  • Refrigerate bell peppers in a plastic bag for up to 5 days
  • Wash peppers just before use. To wash, use cold water and remove any dirt.
  • Once peppers are cut, they are very susceptible to spoilage
  • Wear gloves when handling hot peppers, such as chili peppers. Capsaicin, one of the chemicals that make peppers hot, can burn skin and is especially painful if it comes into contact with your eyes.


Nutrition Info (2):

  • All peppers are high in vitamins A and C. Richly colored peppers, especially the red, orange and purple varieties, are packed with these vitamins.
  • Peppers are a good source of lycopene and beta-carotene, which are phytochemicals often found in orange and red fruits and vegetables. These nutrients have high antioxidant properties, which help eliminate free radicals in the body that can damage tissues.
  • Red peppers have more vitamin C, lycopene, and carotene than green bell peppers.


  1.  https://www.cultivatemichigan.org
  2. https://stjoefarm.wordpress.com/veggie-pages/bell-peppers/
  3. https://puckerbuttpeppercompany.com/blogs/insights/the-measure-of-a-pepper-head-and-what-makes-a-scoville-sauce



Sign up now for Summer and Fall 2019 Farm Share Program

Want to eat more fresh fruits and veggies? Join the St. Joe’s Farm Share, and receive a weekly or bi-weekly box of seasonal fruits and vegetables from local farms. Print flyer

Spring |April 10 – June 26 – CLOSED
12 weeks of tender spring greens, early carrots, peas, beets etc. New this year, we are including oats, honey, beans, and other grains! FullHalf

Summer| July 3 – Sept. 18
Get the best of the hot weather crops: blueberries, peaches, tomatoes ,eggplant, zucchini, corn, and melons! FullHalf

Fall | Sept. 25 – Dec. 11
Stock your pantry with potatoes, squash, apples, beets, and carrots, while enjoying tender spinach, kale, and other leafy greens. FullHalf

Pick up at the Farm: 5557 McAuley Drive, Ypsilanti
Wednesday afternoons to Sunday evenings

Individual Seasons

Whole Share: $276 | Pick up every week
Half Share: $156 | Pick up every other week

Or sign up for the individual seasons. Each season is 12 weeks and costs $276(full share) or $156 (half share)

Medical Residents can use stipend dollars to pay for the program.
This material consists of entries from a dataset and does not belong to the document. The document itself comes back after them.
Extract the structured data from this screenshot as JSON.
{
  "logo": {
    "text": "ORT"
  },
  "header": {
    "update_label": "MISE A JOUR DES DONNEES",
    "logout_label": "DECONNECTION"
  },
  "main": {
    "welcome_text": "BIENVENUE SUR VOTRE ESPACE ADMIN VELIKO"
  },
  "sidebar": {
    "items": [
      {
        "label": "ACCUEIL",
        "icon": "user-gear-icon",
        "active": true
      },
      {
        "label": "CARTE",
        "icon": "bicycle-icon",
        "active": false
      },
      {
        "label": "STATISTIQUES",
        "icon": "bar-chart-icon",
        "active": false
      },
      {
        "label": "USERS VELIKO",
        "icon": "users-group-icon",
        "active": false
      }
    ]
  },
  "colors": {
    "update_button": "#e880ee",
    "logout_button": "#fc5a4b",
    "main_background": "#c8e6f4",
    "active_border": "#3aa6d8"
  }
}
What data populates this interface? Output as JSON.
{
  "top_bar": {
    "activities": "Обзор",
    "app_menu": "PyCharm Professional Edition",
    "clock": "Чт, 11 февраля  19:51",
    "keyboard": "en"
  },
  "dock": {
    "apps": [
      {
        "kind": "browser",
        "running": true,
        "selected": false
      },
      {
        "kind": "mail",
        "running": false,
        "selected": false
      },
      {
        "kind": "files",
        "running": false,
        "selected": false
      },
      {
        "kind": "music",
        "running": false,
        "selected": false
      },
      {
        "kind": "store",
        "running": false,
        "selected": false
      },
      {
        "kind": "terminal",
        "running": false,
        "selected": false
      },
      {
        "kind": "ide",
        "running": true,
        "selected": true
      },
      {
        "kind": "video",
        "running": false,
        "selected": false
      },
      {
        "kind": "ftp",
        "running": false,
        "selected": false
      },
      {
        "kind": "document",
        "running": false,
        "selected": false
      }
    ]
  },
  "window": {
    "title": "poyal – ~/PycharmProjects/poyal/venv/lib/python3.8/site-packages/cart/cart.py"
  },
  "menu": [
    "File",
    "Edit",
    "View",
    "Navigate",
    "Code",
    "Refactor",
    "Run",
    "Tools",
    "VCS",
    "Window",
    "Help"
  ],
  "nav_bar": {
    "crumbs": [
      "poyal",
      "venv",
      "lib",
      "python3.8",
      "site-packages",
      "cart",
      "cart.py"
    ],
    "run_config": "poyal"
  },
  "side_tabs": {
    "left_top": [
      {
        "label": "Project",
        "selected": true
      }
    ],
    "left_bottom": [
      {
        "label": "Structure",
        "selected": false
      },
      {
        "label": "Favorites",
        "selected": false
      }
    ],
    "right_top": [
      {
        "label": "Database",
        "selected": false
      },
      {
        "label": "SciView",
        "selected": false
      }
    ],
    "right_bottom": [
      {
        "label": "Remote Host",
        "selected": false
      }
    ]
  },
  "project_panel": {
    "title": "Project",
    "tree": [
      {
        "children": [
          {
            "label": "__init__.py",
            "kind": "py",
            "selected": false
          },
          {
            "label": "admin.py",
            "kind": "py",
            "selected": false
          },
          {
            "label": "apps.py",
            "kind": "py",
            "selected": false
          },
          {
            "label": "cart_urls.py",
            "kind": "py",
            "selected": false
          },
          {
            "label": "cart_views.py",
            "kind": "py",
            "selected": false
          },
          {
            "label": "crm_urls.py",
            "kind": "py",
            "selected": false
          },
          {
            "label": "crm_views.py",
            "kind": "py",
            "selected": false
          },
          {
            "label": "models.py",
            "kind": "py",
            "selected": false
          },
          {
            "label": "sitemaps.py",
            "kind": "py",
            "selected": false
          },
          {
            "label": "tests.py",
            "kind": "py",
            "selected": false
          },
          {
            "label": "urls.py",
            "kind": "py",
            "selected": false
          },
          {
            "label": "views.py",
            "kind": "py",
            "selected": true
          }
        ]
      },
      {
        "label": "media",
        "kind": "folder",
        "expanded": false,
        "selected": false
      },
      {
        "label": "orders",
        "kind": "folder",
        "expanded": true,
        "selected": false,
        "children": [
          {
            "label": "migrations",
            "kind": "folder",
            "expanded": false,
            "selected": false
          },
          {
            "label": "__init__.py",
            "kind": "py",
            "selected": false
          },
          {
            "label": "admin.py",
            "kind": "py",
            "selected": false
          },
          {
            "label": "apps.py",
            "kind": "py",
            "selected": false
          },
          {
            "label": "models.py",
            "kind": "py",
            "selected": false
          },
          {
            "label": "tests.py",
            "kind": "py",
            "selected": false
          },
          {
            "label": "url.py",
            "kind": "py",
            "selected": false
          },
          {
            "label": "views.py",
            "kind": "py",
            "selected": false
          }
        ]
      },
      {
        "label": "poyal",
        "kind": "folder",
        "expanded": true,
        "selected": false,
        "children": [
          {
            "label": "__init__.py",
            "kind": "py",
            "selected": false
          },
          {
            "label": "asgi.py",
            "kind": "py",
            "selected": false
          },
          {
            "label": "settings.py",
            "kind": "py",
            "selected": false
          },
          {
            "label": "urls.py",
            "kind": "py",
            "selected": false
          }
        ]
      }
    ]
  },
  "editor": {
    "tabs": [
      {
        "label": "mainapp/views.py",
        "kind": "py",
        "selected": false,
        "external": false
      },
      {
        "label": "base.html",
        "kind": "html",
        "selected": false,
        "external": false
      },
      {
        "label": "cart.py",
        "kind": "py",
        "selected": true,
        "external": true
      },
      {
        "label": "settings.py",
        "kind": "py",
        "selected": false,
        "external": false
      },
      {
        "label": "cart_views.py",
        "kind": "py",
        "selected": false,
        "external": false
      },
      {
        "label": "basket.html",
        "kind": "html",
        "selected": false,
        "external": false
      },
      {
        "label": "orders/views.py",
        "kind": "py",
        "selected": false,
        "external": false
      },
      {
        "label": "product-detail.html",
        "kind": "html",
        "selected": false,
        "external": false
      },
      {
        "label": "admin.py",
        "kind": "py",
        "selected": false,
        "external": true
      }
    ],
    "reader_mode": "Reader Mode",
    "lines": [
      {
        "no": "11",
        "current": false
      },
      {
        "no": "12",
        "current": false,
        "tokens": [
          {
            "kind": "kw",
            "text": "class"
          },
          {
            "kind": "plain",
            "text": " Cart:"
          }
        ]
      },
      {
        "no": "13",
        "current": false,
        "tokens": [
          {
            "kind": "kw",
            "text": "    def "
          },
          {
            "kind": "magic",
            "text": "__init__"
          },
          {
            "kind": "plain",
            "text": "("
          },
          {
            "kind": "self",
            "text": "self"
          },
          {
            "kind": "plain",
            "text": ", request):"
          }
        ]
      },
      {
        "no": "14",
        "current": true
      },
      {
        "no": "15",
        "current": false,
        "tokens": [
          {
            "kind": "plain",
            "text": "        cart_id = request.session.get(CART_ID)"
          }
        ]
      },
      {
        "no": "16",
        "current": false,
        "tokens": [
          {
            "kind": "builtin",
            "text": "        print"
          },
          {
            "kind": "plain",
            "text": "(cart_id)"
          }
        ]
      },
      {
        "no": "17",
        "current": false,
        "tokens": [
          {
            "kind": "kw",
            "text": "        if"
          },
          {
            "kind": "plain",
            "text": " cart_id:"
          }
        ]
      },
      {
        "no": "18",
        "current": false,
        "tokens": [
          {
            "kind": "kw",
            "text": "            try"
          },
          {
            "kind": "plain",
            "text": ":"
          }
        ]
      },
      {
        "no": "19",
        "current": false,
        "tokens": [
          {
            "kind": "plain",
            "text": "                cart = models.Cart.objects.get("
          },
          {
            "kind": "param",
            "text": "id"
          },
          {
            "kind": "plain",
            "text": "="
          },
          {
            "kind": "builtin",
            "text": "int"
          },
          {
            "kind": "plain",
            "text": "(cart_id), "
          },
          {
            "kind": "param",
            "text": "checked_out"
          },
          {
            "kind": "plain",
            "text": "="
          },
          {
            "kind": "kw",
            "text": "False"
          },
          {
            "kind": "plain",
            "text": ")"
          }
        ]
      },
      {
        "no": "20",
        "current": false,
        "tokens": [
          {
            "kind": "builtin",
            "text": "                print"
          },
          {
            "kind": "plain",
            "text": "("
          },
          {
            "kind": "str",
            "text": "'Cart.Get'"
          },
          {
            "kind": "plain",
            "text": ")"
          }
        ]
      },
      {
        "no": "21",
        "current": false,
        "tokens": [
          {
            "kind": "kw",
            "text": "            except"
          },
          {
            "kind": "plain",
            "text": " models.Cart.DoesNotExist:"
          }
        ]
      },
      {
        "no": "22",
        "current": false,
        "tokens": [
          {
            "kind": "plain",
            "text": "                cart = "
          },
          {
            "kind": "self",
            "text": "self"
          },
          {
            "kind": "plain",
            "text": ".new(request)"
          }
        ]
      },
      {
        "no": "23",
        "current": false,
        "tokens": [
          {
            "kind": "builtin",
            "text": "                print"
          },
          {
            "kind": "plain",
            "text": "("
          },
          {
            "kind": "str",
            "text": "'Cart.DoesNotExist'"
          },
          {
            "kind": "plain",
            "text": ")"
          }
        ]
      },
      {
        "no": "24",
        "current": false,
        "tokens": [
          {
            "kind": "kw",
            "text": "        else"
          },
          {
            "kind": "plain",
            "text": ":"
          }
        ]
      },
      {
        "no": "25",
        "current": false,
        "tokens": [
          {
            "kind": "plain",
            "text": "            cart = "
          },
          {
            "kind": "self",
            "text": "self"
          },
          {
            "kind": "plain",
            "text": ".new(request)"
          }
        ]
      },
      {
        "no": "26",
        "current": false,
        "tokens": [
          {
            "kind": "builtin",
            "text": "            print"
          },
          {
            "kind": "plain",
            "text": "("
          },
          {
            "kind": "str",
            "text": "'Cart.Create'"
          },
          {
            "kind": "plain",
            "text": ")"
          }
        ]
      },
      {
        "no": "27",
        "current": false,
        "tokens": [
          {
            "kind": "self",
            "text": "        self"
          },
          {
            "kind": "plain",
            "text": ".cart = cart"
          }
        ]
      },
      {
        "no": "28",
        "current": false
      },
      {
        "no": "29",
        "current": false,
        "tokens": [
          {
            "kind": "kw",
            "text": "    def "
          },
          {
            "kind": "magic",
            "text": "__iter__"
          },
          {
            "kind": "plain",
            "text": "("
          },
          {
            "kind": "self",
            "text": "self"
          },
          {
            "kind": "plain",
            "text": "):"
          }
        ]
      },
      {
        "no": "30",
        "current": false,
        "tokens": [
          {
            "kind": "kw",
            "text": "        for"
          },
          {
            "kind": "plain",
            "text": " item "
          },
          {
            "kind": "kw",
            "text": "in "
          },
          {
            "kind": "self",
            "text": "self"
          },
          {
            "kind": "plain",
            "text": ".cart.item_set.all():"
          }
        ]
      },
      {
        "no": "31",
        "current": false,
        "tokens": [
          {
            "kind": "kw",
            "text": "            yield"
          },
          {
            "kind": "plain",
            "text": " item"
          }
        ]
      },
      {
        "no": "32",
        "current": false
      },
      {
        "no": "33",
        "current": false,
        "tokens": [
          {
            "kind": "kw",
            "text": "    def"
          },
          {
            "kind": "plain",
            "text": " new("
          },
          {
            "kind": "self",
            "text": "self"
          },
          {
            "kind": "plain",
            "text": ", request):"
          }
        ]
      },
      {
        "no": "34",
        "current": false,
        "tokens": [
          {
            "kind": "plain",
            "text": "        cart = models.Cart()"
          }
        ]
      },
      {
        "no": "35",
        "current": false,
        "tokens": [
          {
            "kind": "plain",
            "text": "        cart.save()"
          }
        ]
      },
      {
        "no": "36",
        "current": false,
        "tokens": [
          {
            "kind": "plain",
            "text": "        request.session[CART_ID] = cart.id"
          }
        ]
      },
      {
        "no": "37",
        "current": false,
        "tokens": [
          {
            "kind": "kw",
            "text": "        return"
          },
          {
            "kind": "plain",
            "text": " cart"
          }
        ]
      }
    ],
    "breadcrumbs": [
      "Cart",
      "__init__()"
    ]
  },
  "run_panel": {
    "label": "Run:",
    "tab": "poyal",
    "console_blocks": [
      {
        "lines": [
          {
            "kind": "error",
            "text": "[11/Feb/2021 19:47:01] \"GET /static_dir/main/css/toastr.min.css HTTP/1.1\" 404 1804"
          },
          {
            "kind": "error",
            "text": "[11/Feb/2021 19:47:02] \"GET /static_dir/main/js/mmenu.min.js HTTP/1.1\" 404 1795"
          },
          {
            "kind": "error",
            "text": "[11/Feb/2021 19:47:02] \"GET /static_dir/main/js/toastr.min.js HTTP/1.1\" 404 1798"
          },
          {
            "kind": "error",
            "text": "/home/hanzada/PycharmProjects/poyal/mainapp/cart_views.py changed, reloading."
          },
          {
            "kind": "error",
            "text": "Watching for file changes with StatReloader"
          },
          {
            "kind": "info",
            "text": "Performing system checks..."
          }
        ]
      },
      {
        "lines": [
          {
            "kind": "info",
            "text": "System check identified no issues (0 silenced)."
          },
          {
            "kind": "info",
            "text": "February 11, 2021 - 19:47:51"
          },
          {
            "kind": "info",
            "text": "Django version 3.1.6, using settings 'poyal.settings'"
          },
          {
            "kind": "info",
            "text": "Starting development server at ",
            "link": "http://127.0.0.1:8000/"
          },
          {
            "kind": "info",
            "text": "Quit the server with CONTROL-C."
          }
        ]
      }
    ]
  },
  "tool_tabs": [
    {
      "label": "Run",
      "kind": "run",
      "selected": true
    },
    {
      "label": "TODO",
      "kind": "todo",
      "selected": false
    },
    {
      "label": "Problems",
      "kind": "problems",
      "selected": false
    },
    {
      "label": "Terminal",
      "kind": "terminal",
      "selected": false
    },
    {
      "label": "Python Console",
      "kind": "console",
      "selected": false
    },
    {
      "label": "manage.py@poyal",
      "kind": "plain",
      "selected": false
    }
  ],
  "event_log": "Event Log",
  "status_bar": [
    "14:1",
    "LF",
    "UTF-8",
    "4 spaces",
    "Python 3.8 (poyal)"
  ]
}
Use the registration links below:

Safety Month Wellness Wednesday – June 12

Trauma cupANN ARBOR – Spend a few minutes at the Safety Month Wellness Wednesday on June 12 with your St. Joe’s Ann Arbor colleagues.

Wellness Wednesday: Safety Month
Wednesday, June 12
11 a.m. – 1 p.m.
St. Joe’s Ann Arbor – Event Center

Visit the event center to learn about safety initiatives at St. Joe’s and in the community. Talk with security about ALICE, learn about the National Stop the Bleed initiative, have a conversation with our Physical Medicine and Rehabilitation Services about staying safe on the road, and more!

The first 100 visitors will receive a St. Joseph Mercy Ann Arbor Level 1 Trauma Center Stainless Steel Tumbler. Don’t fret if you missed the annual helmet sale. Bike helmets will be available for $10!

Join MOVE on Employee Health & Fitness Day

ANN ARBOR – Join St. Joe’s Ann Arbor Wellness Coordinator Abby McCleery and MOVE Wellness on Thursday, May 16 for Employee Health and Fitness Day.
Learn about the different wellness initiatives on campus, pick up a walking map, MOVE class schedule, and helpful handouts with exercises for building a better back, neck tension stretches, and stretches for sitters.
The first 25 people will also receive $5 vouchers to the Farmers Market and a reusable tote bag from The Farm at St. Joe’s. Sign up for the MOVE newsletter and enter a drawing for MOVE’s introductory package at their studio.

Employee Health and Fitness Day
St. Joe’s Ann Arbor Event Center
Thursday, May 16
11:30 a.m. – 12:30 p.m.